### [WHAT THE TASK REQUIRES]
Your output must consist of the records printed verbatim, with the pictures excluded.

==== PROVIDED RECORDS

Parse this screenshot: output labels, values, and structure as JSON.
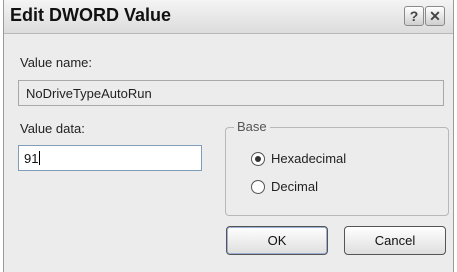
{
  "dialog": {
    "title": "Edit DWORD Value",
    "help_glyph": "?",
    "close_glyph": "✕"
  },
  "value_name": {
    "label": "Value name:",
    "value": "NoDriveTypeAutoRun"
  },
  "value_data": {
    "label": "Value data:",
    "value": "91"
  },
  "base": {
    "label": "Base",
    "options": [
      {
        "label": "Hexadecimal",
        "selected": true
      },
      {
        "label": "Decimal",
        "selected": false
      }
    ]
  },
  "buttons": {
    "ok": "OK",
    "cancel": "Cancel"
  }
}
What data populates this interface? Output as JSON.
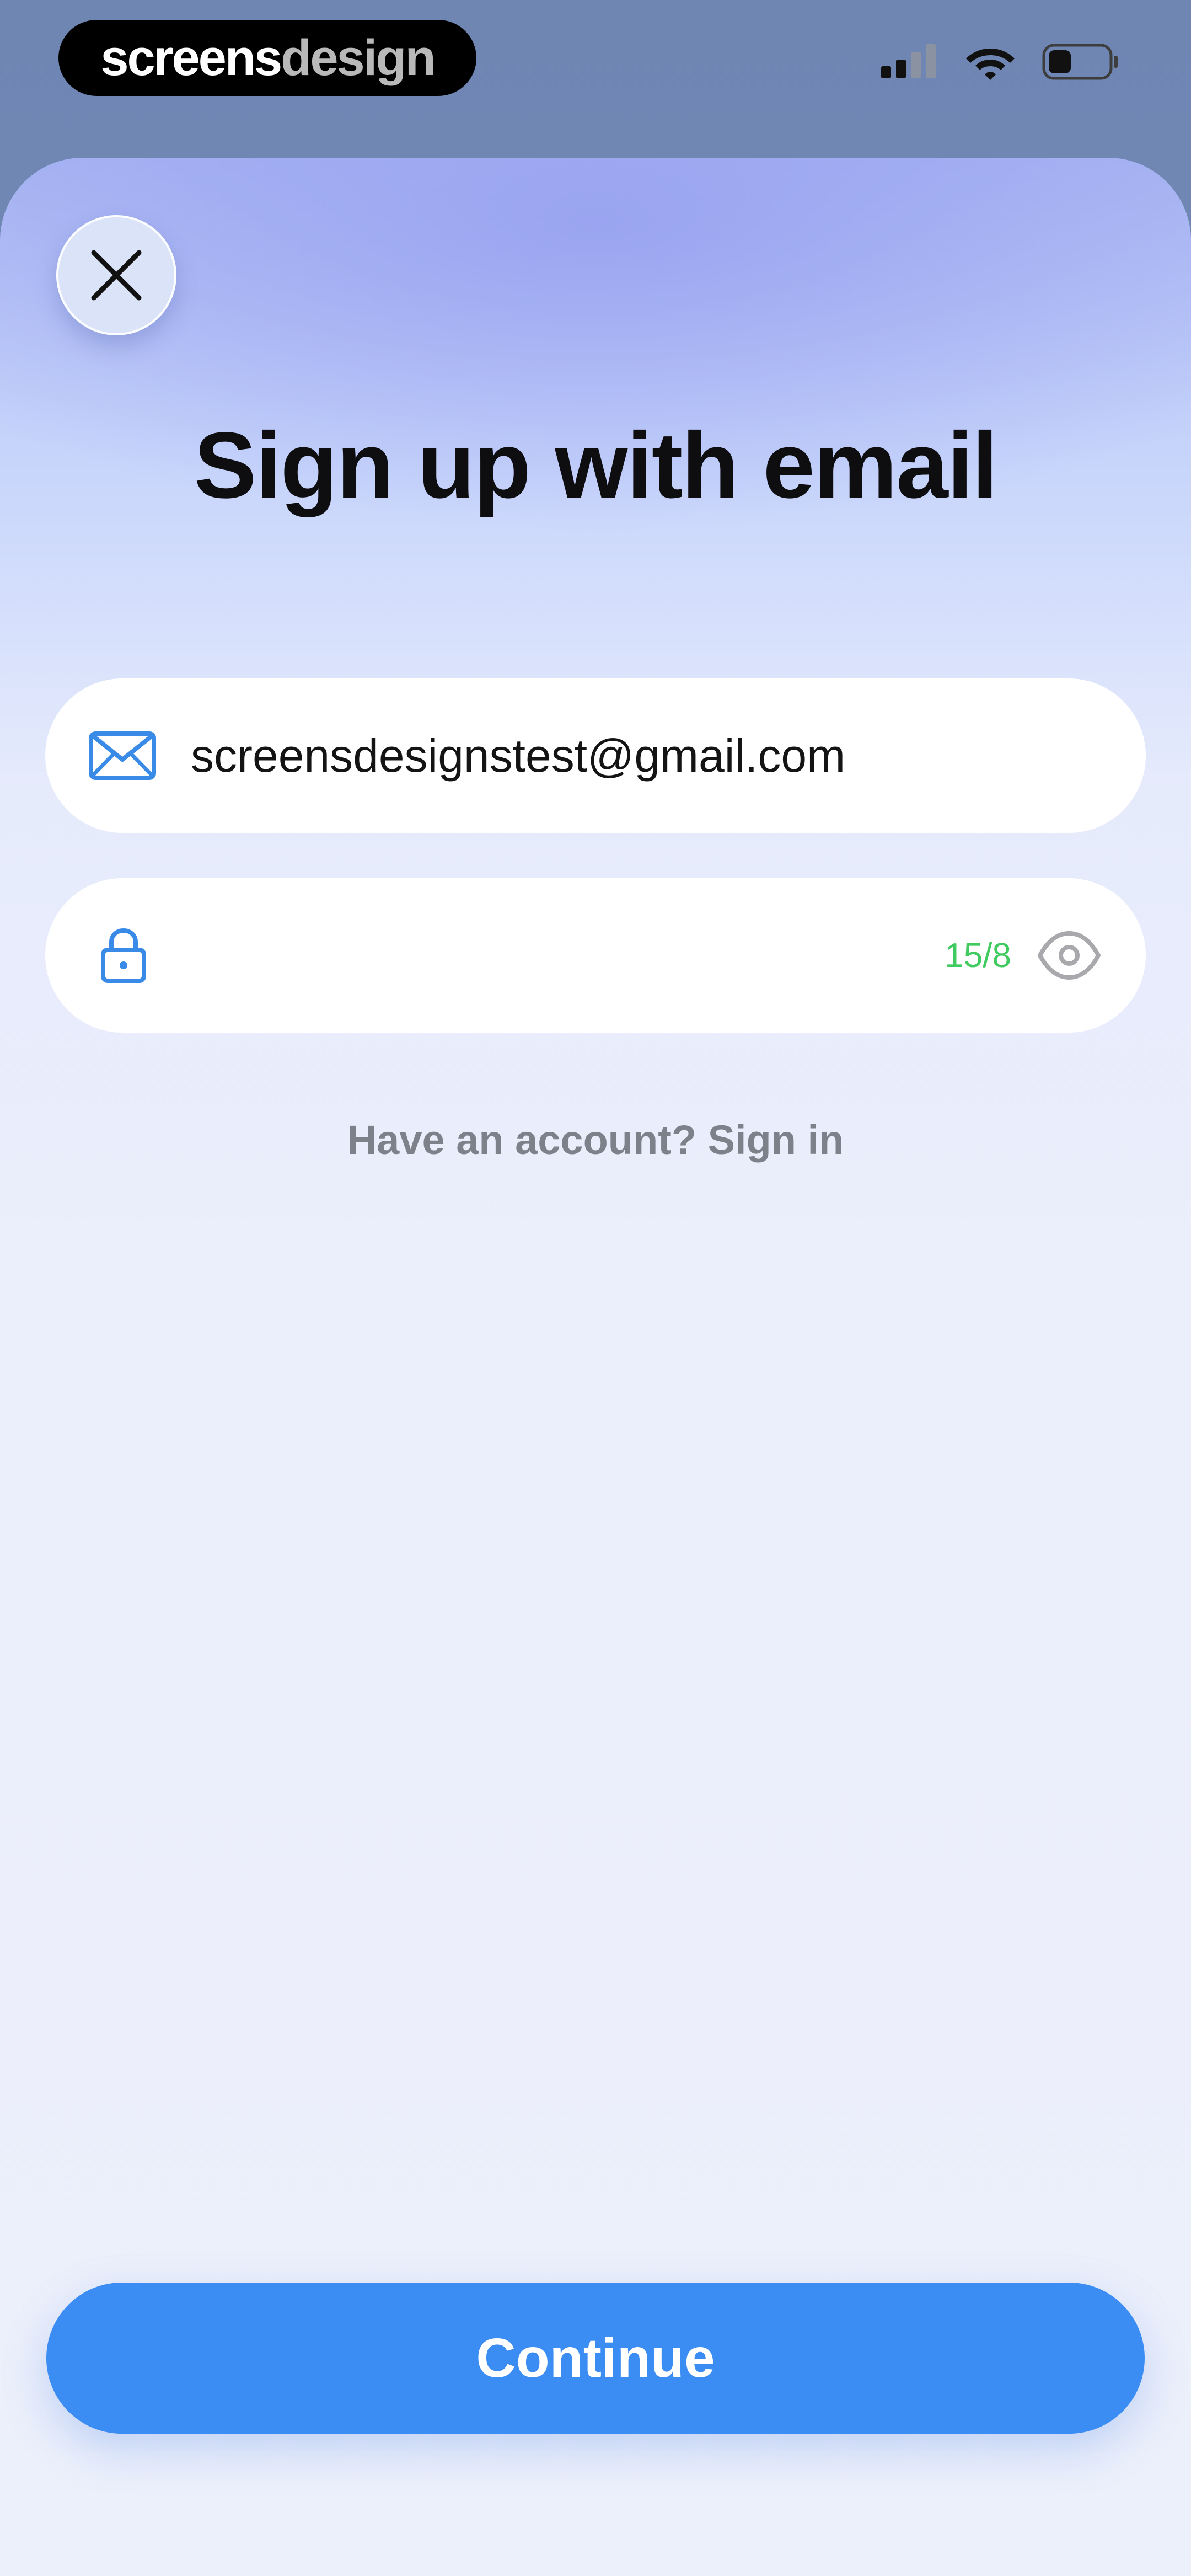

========

### [OUTPUT OF THE TASK]
Parse this screenshot: output labels, values, and structure as JSON.
{
  "dialog": {
    "title": "Edit DWORD Value",
    "help_glyph": "?",
    "close_glyph": "✕"
  },
  "value_name": {
    "label": "Value name:",
    "value": "NoDriveTypeAutoRun"
  },
  "value_data": {
    "label": "Value data:",
    "value": "91"
  },
  "base": {
    "label": "Base",
    "options": [
      {
        "label": "Hexadecimal",
        "selected": true
      },
      {
        "label": "Decimal",
        "selected": false
      }
    ]
  },
  "buttons": {
    "ok": "OK",
    "cancel": "Cancel"
  }
}
What data populates this interface? Output as JSON.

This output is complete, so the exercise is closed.